SUPPLIED MATERIAL
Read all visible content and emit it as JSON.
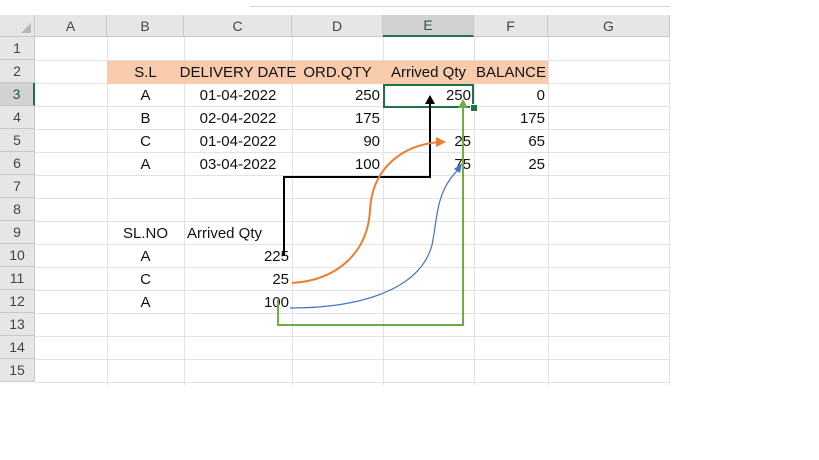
{
  "columns": [
    "A",
    "B",
    "C",
    "D",
    "E",
    "F",
    "G"
  ],
  "rows": [
    "1",
    "2",
    "3",
    "4",
    "5",
    "6",
    "7",
    "8",
    "9",
    "10",
    "11",
    "12",
    "13",
    "14",
    "15"
  ],
  "selected_column": "E",
  "selected_row": "3",
  "table": {
    "headers": [
      "S.L",
      "DELIVERY DATE",
      "ORD.QTY",
      "Arrived Qty",
      "BALANCE"
    ],
    "header_fill": "#f8cbad",
    "rows": [
      {
        "sl": "A",
        "date": "01-04-2022",
        "ord": "250",
        "arrived": "250",
        "balance": "0"
      },
      {
        "sl": "B",
        "date": "02-04-2022",
        "ord": "175",
        "arrived": "",
        "balance": "175"
      },
      {
        "sl": "C",
        "date": "01-04-2022",
        "ord": "90",
        "arrived": "25",
        "balance": "65"
      },
      {
        "sl": "A",
        "date": "03-04-2022",
        "ord": "100",
        "arrived": "75",
        "balance": "25"
      }
    ]
  },
  "lookup": {
    "headers": [
      "SL.NO",
      "Arrived Qty"
    ],
    "rows": [
      {
        "sl": "A",
        "qty": "225"
      },
      {
        "sl": "C",
        "qty": "25"
      },
      {
        "sl": "A",
        "qty": "100"
      }
    ]
  },
  "arrows": [
    {
      "from_row": "10",
      "to_cell": "E3",
      "color": "#000000"
    },
    {
      "from_row": "11",
      "to_cell": "E5",
      "color": "#ed7d31"
    },
    {
      "from_row": "12",
      "to_cell": "E6",
      "color": "#4472c4"
    },
    {
      "from_row": "12",
      "to_cell": "E6",
      "color": "#70ad47"
    }
  ],
  "colors": {
    "selection": "#217346",
    "header_bg": "#e6e6e6",
    "gridline": "#e2e2e2"
  }
}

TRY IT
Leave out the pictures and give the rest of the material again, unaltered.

REPLY
Read all visible content and emit it as JSON.
{
  "columns": [
    "A",
    "B",
    "C",
    "D",
    "E",
    "F",
    "G"
  ],
  "rows": [
    "1",
    "2",
    "3",
    "4",
    "5",
    "6",
    "7",
    "8",
    "9",
    "10",
    "11",
    "12",
    "13",
    "14",
    "15"
  ],
  "selected_column": "E",
  "selected_row": "3",
  "table": {
    "headers": [
      "S.L",
      "DELIVERY DATE",
      "ORD.QTY",
      "Arrived Qty",
      "BALANCE"
    ],
    "header_fill": "#f8cbad",
    "rows": [
      {
        "sl": "A",
        "date": "01-04-2022",
        "ord": "250",
        "arrived": "250",
        "balance": "0"
      },
      {
        "sl": "B",
        "date": "02-04-2022",
        "ord": "175",
        "arrived": "",
        "balance": "175"
      },
      {
        "sl": "C",
        "date": "01-04-2022",
        "ord": "90",
        "arrived": "25",
        "balance": "65"
      },
      {
        "sl": "A",
        "date": "03-04-2022",
        "ord": "100",
        "arrived": "75",
        "balance": "25"
      }
    ]
  },
  "lookup": {
    "headers": [
      "SL.NO",
      "Arrived Qty"
    ],
    "rows": [
      {
        "sl": "A",
        "qty": "225"
      },
      {
        "sl": "C",
        "qty": "25"
      },
      {
        "sl": "A",
        "qty": "100"
      }
    ]
  },
  "arrows": [
    {
      "from_row": "10",
      "to_cell": "E3",
      "color": "#000000"
    },
    {
      "from_row": "11",
      "to_cell": "E5",
      "color": "#ed7d31"
    },
    {
      "from_row": "12",
      "to_cell": "E6",
      "color": "#4472c4"
    },
    {
      "from_row": "12",
      "to_cell": "E6",
      "color": "#70ad47"
    }
  ],
  "colors": {
    "selection": "#217346",
    "header_bg": "#e6e6e6",
    "gridline": "#e2e2e2"
  }
}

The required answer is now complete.